18. Using Applied Learning to Engage with Social Justice: Lessons Learned from an Online Graduate Course in Social Justice
In lieu of an abstract, here is a brief excerpt of the content:

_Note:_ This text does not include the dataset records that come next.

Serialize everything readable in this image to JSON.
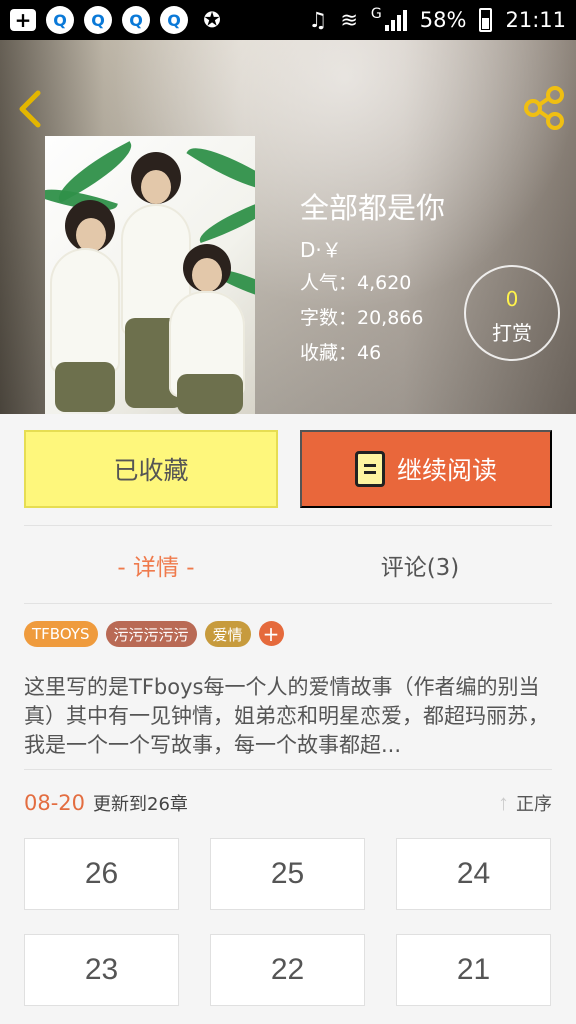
{
  "status_bar": {
    "network": "G",
    "battery": "58%",
    "time": "21:11",
    "icons": [
      "add-icon",
      "qq-icon",
      "qq-icon",
      "qq-icon",
      "qq-icon",
      "weibo-icon",
      "headphone-icon",
      "wifi-icon",
      "signal-icon",
      "battery-icon"
    ]
  },
  "book": {
    "title": "全部都是你",
    "author": "D·￥",
    "popularity_label": "人气：4,620",
    "words_label": "字数：20,866",
    "favorites_label": "收藏：46"
  },
  "tip": {
    "count": "0",
    "label": "打赏"
  },
  "actions": {
    "favorite_label": "已收藏",
    "continue_label": "继续阅读"
  },
  "tabs": {
    "detail": "- 详情 -",
    "comments": "评论(3)"
  },
  "tags": [
    "TFBOYS",
    "污污污污污",
    "爱情"
  ],
  "add_tag": "+",
  "description": "这里写的是TFboys每一个人的爱情故事（作者编的别当真）其中有一见钟情，姐弟恋和明星恋爱，都超玛丽苏，我是一个一个写故事，每一个故事都超...",
  "update": {
    "date": "08-20",
    "text": "更新到26章",
    "sort_label": "正序"
  },
  "chapters": [
    "26",
    "25",
    "24",
    "23",
    "22",
    "21"
  ],
  "colors": {
    "accent": "#e9673b",
    "favorite": "#fef77c",
    "tip": "#fff34c"
  }
}
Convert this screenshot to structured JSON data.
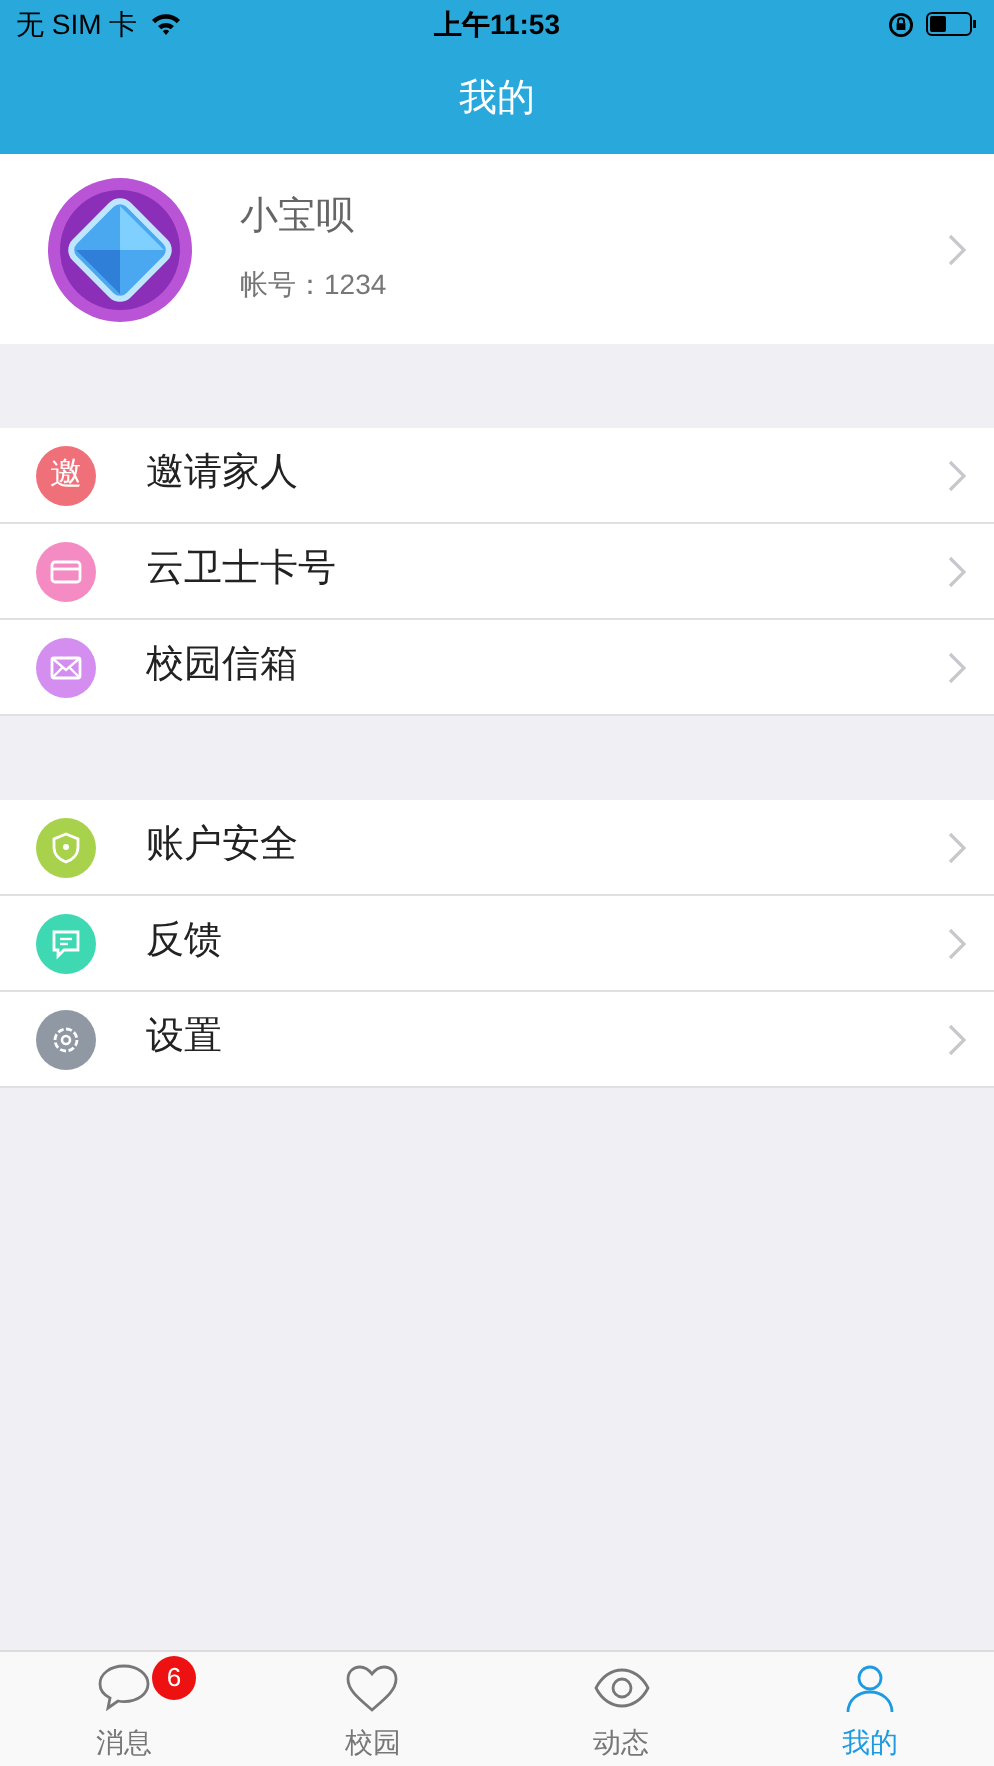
{
  "status_bar": {
    "carrier": "无 SIM 卡",
    "time": "上午11:53"
  },
  "nav_bar": {
    "title": "我的"
  },
  "profile": {
    "name": "小宝呗",
    "account": "帐号：1234"
  },
  "sections": [
    {
      "items": [
        {
          "label": "邀请家人",
          "kind": "glyph",
          "glyph": "邀",
          "color": "#f07079"
        },
        {
          "label": "云卫士卡号",
          "kind": "card",
          "color": "#f58bc3"
        },
        {
          "label": "校园信箱",
          "kind": "mail",
          "color": "#d48ef0"
        }
      ]
    },
    {
      "items": [
        {
          "label": "账户安全",
          "kind": "shield",
          "color": "#a9d24c"
        },
        {
          "label": "反馈",
          "kind": "chat",
          "color": "#3ed8b2"
        },
        {
          "label": "设置",
          "kind": "gear",
          "color": "#8f98a3"
        }
      ]
    }
  ],
  "tab_bar": [
    {
      "label": "消息",
      "kind": "chat",
      "badge": "6",
      "selected": false
    },
    {
      "label": "校园",
      "kind": "heart",
      "selected": false
    },
    {
      "label": "动态",
      "kind": "eye",
      "selected": false
    },
    {
      "label": "我的",
      "kind": "person",
      "selected": true
    }
  ]
}
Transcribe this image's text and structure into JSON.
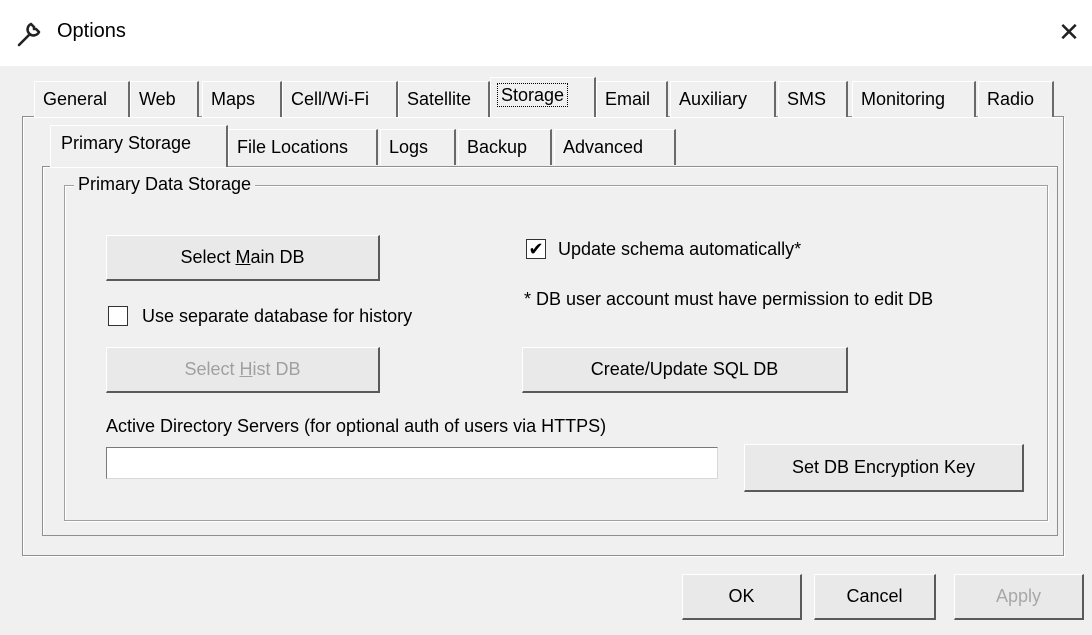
{
  "window": {
    "title": "Options",
    "close_glyph": "✕",
    "icon": "wrench-icon"
  },
  "top_tabs": [
    {
      "label": "General"
    },
    {
      "label": "Web"
    },
    {
      "label": "Maps"
    },
    {
      "label": "Cell/Wi-Fi"
    },
    {
      "label": "Satellite"
    },
    {
      "label": "Storage",
      "selected": true
    },
    {
      "label": "Email"
    },
    {
      "label": "Auxiliary"
    },
    {
      "label": "SMS"
    },
    {
      "label": "Monitoring"
    },
    {
      "label": "Radio"
    }
  ],
  "sub_tabs": [
    {
      "label": "Primary Storage",
      "selected": true
    },
    {
      "label": "File Locations"
    },
    {
      "label": "Logs"
    },
    {
      "label": "Backup"
    },
    {
      "label": "Advanced"
    }
  ],
  "group": {
    "title": "Primary Data Storage",
    "select_main_db": {
      "prefix": "Select ",
      "mnemonic": "M",
      "suffix": "ain DB"
    },
    "use_separate_history": {
      "label": "Use separate database for history",
      "checked": false
    },
    "select_hist_db": {
      "prefix": "Select ",
      "mnemonic": "H",
      "suffix": "ist DB",
      "enabled": false
    },
    "update_schema": {
      "label": "Update schema automatically*",
      "checked": true
    },
    "note": "* DB user account must have permission to edit DB",
    "create_update_sql": "Create/Update SQL DB",
    "ad_servers_label": "Active Directory Servers (for optional auth of users via HTTPS)",
    "ad_servers_value": "",
    "set_encryption_key": "Set DB Encryption Key"
  },
  "footer": {
    "ok": "OK",
    "cancel": "Cancel",
    "apply": "Apply"
  },
  "colors": {
    "window_bg": "#f0f0f0",
    "disabled_text": "#a0a0a0"
  }
}
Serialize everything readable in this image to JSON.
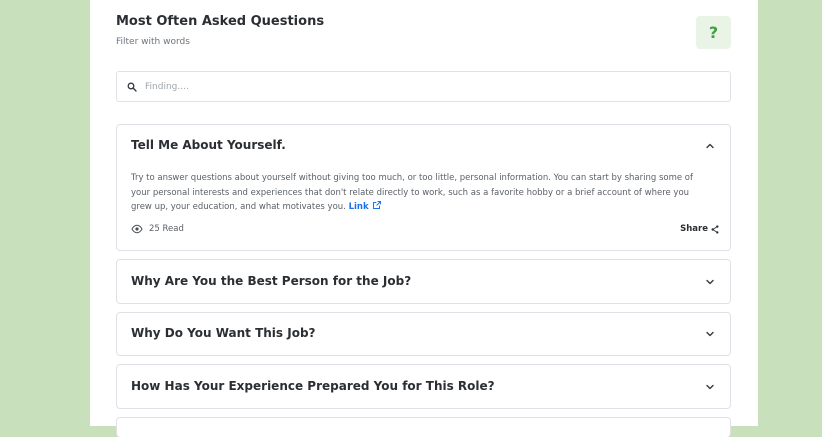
{
  "header": {
    "title": "Most Often Asked Questions",
    "subtitle": "Filter with words",
    "help_icon": "?"
  },
  "search": {
    "placeholder": "Finding...."
  },
  "faqs": [
    {
      "question": "Tell Me About Yourself.",
      "expanded": true,
      "answer": "Try to answer questions about yourself without giving too much, or too little, personal information. You can start by sharing some of your personal interests and experiences that don't relate directly to work, such as a favorite hobby or a brief account of where you grew up, your education, and what motivates you.",
      "link_label": "Link",
      "reads": "25 Read",
      "share_label": "Share"
    },
    {
      "question": "Why Are You the Best Person for the Job?",
      "expanded": false
    },
    {
      "question": "Why Do You Want This Job?",
      "expanded": false
    },
    {
      "question": "How Has Your Experience Prepared You for This Role?",
      "expanded": false
    }
  ],
  "colors": {
    "page_background": "#c8e0bb",
    "accent_green": "#43a047",
    "link_blue": "#1a73e8"
  }
}
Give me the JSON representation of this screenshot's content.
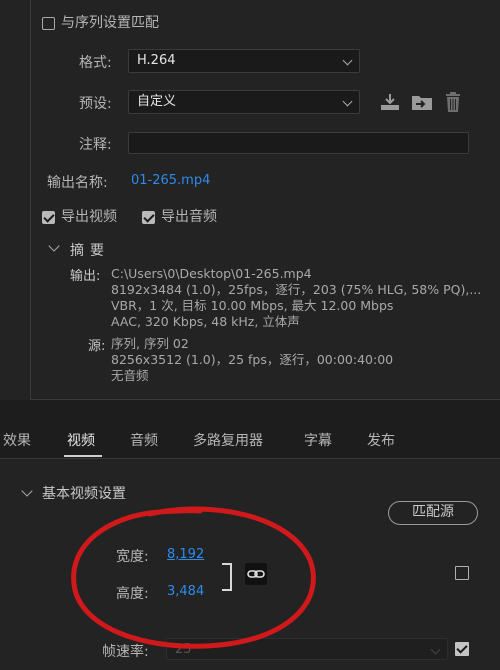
{
  "match_sequence": {
    "label": "与序列设置匹配",
    "checked": false
  },
  "format": {
    "label": "格式:",
    "value": "H.264"
  },
  "preset": {
    "label": "预设:",
    "value": "自定义"
  },
  "comment": {
    "label": "注释:",
    "value": ""
  },
  "output_name": {
    "label": "输出名称:",
    "value": "01-265.mp4"
  },
  "export_video": {
    "label": "导出视频",
    "checked": true
  },
  "export_audio": {
    "label": "导出音频",
    "checked": true
  },
  "summary": {
    "title": "摘要",
    "output_label": "输出:",
    "output_lines": [
      "C:\\Users\\0\\Desktop\\01-265.mp4",
      "8192x3484 (1.0)，25fps，逐行，203 (75% HLG, 58% PQ),...",
      "VBR，1 次, 目标 10.00 Mbps, 最大 12.00 Mbps",
      "AAC, 320 Kbps, 48 kHz, 立体声"
    ],
    "source_label": "源:",
    "source_lines": [
      "序列, 序列 02",
      "8256x3512 (1.0)，25 fps，逐行，00:00:40:00",
      "无音频"
    ]
  },
  "tabs": [
    {
      "label": "效果"
    },
    {
      "label": "视频",
      "active": true
    },
    {
      "label": "音频"
    },
    {
      "label": "多路复用器"
    },
    {
      "label": "字幕"
    },
    {
      "label": "发布"
    }
  ],
  "basic_video": {
    "title": "基本视频设置",
    "match_source_button": "匹配源",
    "width_label": "宽度:",
    "width_value": "8,192",
    "height_label": "高度:",
    "height_value": "3,484",
    "frame_rate_label": "帧速率:",
    "frame_rate_value": "25"
  },
  "colors": {
    "accent_link": "#2d8ceb",
    "annotation_circle": "#d0191b",
    "background": "#232323"
  }
}
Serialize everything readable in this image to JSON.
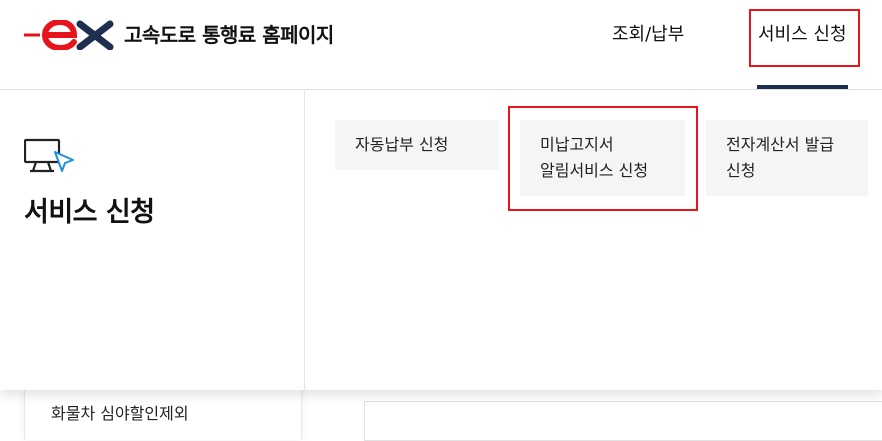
{
  "header": {
    "logo_text": "ex",
    "site_title": "고속도로 통행료 홈페이지",
    "nav": [
      {
        "label": "조회/납부"
      },
      {
        "label": "서비스 신청"
      }
    ]
  },
  "mega_menu": {
    "section_title": "서비스 신청",
    "icon": "monitor-cursor-icon",
    "items": [
      {
        "line1": "자동납부 신청",
        "line2": ""
      },
      {
        "line1": "미납고지서",
        "line2": "알림서비스 신청"
      },
      {
        "line1": "전자계산서 발급",
        "line2": "신청"
      }
    ]
  },
  "page": {
    "sidebar_item": "화물차 심야할인제외"
  },
  "colors": {
    "brand_red": "#e8141b",
    "brand_navy": "#1e2f4f",
    "highlight": "#e8141b"
  }
}
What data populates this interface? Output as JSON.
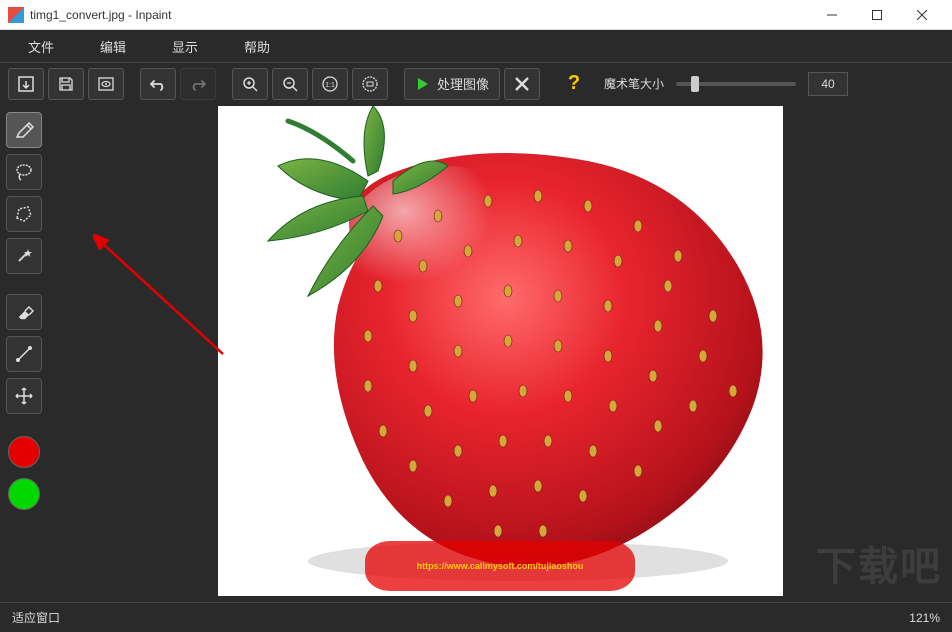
{
  "window": {
    "title": "timg1_convert.jpg - Inpaint"
  },
  "menu": {
    "file": "文件",
    "edit": "编辑",
    "view": "显示",
    "help": "帮助"
  },
  "toolbar": {
    "process_label": "处理图像",
    "brush_size_label": "魔术笔大小",
    "size_value": "40"
  },
  "painted": {
    "url_text": "https://www.callmysoft.com/tujiaoshou"
  },
  "statusbar": {
    "fit_window": "适应窗口",
    "zoom": "121%"
  },
  "watermark": "下载吧",
  "colors": {
    "accent_green": "#00d800",
    "accent_red": "#e50000",
    "bg_dark": "#2a2a2a"
  }
}
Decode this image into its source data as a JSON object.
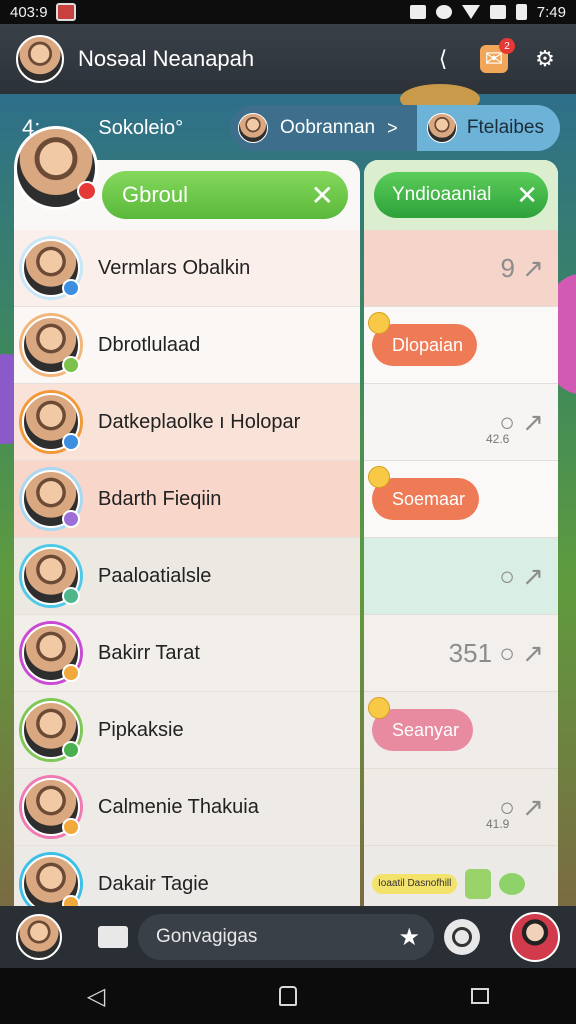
{
  "status_bar": {
    "time": "403:9",
    "clock": "7:49"
  },
  "header": {
    "title": "Nosǝal Neanapah"
  },
  "breadcrumb": {
    "number": "4:",
    "title": "Sokoleio°",
    "segment_left": "Oobrannan",
    "separator": ">",
    "segment_right": "Ftelaibes"
  },
  "list_panel": {
    "header_pill_label": "Gbroul",
    "items": [
      {
        "name": "Vermlars Obalkin",
        "badge_color": "#3b8ee0",
        "ring": "#c7e6f7"
      },
      {
        "name": "Dbrotlulaad",
        "badge_color": "#7cc24a",
        "ring": "#f2b57a"
      },
      {
        "name": "Datkeplaolke ı Holopar",
        "badge_color": "#3b8ee0",
        "ring": "#f29a3a"
      },
      {
        "name": "Bdarth Fieqiin",
        "badge_color": "#9b6fd6",
        "ring": "#a9d8f2"
      },
      {
        "name": "Paaloatialsle",
        "badge_color": "#4fb58a",
        "ring": "#4fc9e8"
      },
      {
        "name": "Bakirr Tarat",
        "badge_color": "#f0a93a",
        "ring": "#c94ad4"
      },
      {
        "name": "Pipkaksie",
        "badge_color": "#4caf50",
        "ring": "#7ec858"
      },
      {
        "name": "Calmenie Thakuia",
        "badge_color": "#f0a93a",
        "ring": "#f07ab4"
      },
      {
        "name": "Dakair Tagie",
        "badge_color": "#f0a93a",
        "ring": "#3bc0e8"
      }
    ],
    "row_colors": [
      "#fbefeb",
      "#faf7f4",
      "#f9e3d9",
      "#f8d7ca",
      "#ece8e2",
      "#f2eeea",
      "#f1ede9",
      "#eeeae6",
      "#eceae7"
    ]
  },
  "right_panel": {
    "header_pill_label": "Yndioaanial",
    "rows": [
      {
        "type": "stat",
        "text": "9 ↗",
        "bg": "#f5d4c9"
      },
      {
        "type": "pill",
        "label": "Dlopaian",
        "color": "#ef7a56",
        "bg": "#fbf9f7"
      },
      {
        "type": "stat",
        "text": "○ ↗",
        "small": "42.6",
        "bg": "#f7f5f3"
      },
      {
        "type": "pill",
        "label": "Soemaar",
        "color": "#ef7a56",
        "bg": "#fbf9f7"
      },
      {
        "type": "stat",
        "text": "○ ↗",
        "bg": "#d9eee4"
      },
      {
        "type": "stat",
        "text": "351 ○ ↗",
        "bg": "#f2efec"
      },
      {
        "type": "pill",
        "label": "Seanyar",
        "color": "#e88aa0",
        "bg": "#f0ece9"
      },
      {
        "type": "stat",
        "text": "○ ↗",
        "small": "41.9",
        "bg": "#eeeae6"
      },
      {
        "type": "tiles",
        "label": "Ioaatil Dasnofhill",
        "bg": "#eceae7"
      }
    ]
  },
  "input_bar": {
    "placeholder": "Gonvagigas"
  },
  "nav": {
    "back": "◁"
  }
}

318 18 Using Applied Learning to Engage with Social Justice: Lessons Learned from an Online Graduate Course in Social Justice James M. DeVita My philosophy of social justice includes (a) learning about the experiences and development of marginalized/targeted populations, (b) reflection about our own identities and privileges, and (c) a commitment to engage in work that attempts to improve the climate for those populations on campus and in society. This philosophy frames my teaching, particularly in Social Justice Topics in Education, a required course in the Higher Education Concentration of the Master’s Degree in Education at the University of North Carolina in Wilmington (UNCW). The primary required project in the course asks students to engage with both of these social justice components. The goal of this project is to ensure that students have personal experiences that connect and ground theory with practical applications of social justice work. The hybrid format of the course provided a unique opportunity to encourage students to develop projects that were uniquely tailored to their personal and professional interests as well as their physical location. The use of online reflections to frame small-group discussions helped create a sense of community among students that helped with honest, open conversations on difficult topics. Indeed, student reflections collected as part of the assessment process demonstrate several positive outcomes that support the transformative potential of applied learning in social justice education. Among those discussed below are (a) an appreciation for being challenged, (b) a desire to continue learning about social justice, and (c) enhanced outcomes from applied work with marginalized populations. This chapter is focused on lessons learned from the assessment of student learning and development in Using Applied Learning | 319 a graduate-level course on issues of diversity and social justice. In addition to describing the elements of the course and the ways in which applied learning was integrated into the course activities, this chapter includes a discussion of student outcomes and implications for instruction. EDL 558: Social Justice Topics in Education EDL 558: Social Justice Topics in Education is a master’s-level course in the Department of Educational Leadership that is focused on the examination of topics related to privilege, marginalization, and social justice work in education. Readings, discussions, and activities focus on theoretical foundations that frame social justice work and practical implications for multiple stakeholder groups. The applied learning activities that are the focus of this chapter were initially developed under the support of a pedagogy grant funded by Exploring Transformative Education through Applied Learning (ETEAL) at the University of North Carolina-Wilmington (UNCW) (see http:// www.uncw.edu/ETEAL/). The pedagogy grant provided me with a doctoral student who assisted in the development of applied activity guidelines, critical reflections, and assessment tools that were first implemented in the course in summer 2013. EDL 558 is one of seven required core courses in UNCW’s higher education concentration of the master’s of education degree. However, the course is offered broadly, and graduate students from other UNCW degree programs and North Carolina universities have also completed the course. I have taught this course four times at UNCW: three times as an online course in summer session (five weeks) and once as a hybrid course during spring semester (fifteen weeks, five face-to-face meetings). Most students are current and aspiring administrators in higher education leadership and student affairs and represent a range of social identities (race/ethnicity, gender, age, ability, sexual orientation, etc.). The course is also offered as an elective in the College Teaching Certificate offered by the Department of Educational Leadership at UNCW. Integration of Applied Learning Activities As previously stated, my philosophy of social justice includes (a) learning about the experiences and development of marginalized/targeted populations, (b) reflection about our own identities and privileges, and (c) a commitment to engage in work that attempts to improve the climate for those populations on campus and in society. The use of applied learning activities allows me to require students to engage with the identities they study while learning about them through scholarship and online resources. Simply put, I see the requirement of applied activities as the means by which students become personally connected to what they are studying. The applied activities also allow me to address each of the learning goals for the course described above by framing the course activities with best practices of applied learning (ETEAL) and social justice. 320 | DeVita ETEAL Framework Because this project received funding support...


pdf